Tim Hannon

Terrific response Max and some great points raised. We will certainly review and revert.

James Baillieu

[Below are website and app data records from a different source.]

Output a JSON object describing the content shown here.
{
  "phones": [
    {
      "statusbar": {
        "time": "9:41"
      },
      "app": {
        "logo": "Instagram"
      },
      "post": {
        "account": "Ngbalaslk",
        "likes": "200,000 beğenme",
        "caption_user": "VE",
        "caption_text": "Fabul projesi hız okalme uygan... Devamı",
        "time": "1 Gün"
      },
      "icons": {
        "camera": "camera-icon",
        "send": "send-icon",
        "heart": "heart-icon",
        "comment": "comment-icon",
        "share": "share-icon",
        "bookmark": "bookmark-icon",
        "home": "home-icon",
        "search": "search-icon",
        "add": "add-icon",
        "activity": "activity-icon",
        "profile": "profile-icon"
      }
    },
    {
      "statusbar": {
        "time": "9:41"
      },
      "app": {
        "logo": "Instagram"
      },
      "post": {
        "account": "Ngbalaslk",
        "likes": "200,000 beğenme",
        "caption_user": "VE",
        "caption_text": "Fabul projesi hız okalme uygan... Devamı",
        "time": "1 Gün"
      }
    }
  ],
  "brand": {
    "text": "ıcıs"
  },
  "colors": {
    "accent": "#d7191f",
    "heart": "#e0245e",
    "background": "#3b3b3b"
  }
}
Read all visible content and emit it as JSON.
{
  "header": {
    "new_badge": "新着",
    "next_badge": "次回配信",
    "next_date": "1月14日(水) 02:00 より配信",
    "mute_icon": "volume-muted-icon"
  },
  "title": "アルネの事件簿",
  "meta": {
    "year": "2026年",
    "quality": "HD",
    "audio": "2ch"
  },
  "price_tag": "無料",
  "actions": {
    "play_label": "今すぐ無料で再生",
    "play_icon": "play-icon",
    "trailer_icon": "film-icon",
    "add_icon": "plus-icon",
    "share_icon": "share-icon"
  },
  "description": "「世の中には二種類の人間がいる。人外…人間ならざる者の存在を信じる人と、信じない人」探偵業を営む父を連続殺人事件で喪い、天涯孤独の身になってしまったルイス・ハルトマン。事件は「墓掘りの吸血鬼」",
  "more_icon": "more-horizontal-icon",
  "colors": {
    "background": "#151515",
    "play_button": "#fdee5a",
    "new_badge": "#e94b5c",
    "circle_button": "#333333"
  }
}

I come at the same problem a different way. The insurance vertical is one of 14 verticals that they are targeting. So I'm not sure why one would do a 17x profit valuation just on this vertical. The critical numbers are: - total number of households ('market share') - $/revenue per household across all verticals - GMs At 15.7% for July just reported they have about 2.5m households on their system, with varying levels of engagement (not all actively use Updater, but even these 'non users' data has some value to advertisers). It's not unreasonable to predict that they will track to 30-40% share or 5-7m households on Updater's system within a year or two. That's a big number to work with. The question is how much can they monetize per household. People make big spending decisions when they move and Updater both knows exactly when they move and offers then the tools to do it. This is the sweet spot for advertisers. In their March release after the 93% up insurance pilot they outlined 'for discussion purposes' $40/household income potential for insurance. Max makes a few very valid points but I think misses that it's not that hard to get to $40 per household for this vertical. If 60% own (and pay $1,000 pa) and 40% rent (and pay $200 pa) as per US averages, the blend is $680 pa. To earn 50% of this first year as a marketing or retention cost is $340 To get to $40 household average per household this would have to apply on average to only 1/8th of Updater users either buying or retaining, including some help from revenues those not engaged but whose data is still used. Obviously the company has had months to refine its analysis of the potential insurance market, including seeing the method and results of the 520% up full service moving pilot. If Updater can get anything close to $40 per household from insurance, it should be a snitch to get >$60 from all the other verticals combined. Even if insurance is only worth $20/household, I struggle to see how they could end up with much less than $100/household total. If insurance really runs as high as $40, the total across all verticals could run into $100s once the business model is refined. GMs for an advertising business likely to run to 70-80%. At $100/household potential the business is a monster and greatly undervalued now. $100 x 30-40% share = $500-$700m annual revenue or $350-$560m GP, say EBITDA $300-500m I'd argue for a multiple of 30x given comparables and plenty of high growth ahead, even in a couple of years, giving a possible valuation within a couple or so years at $10-$15b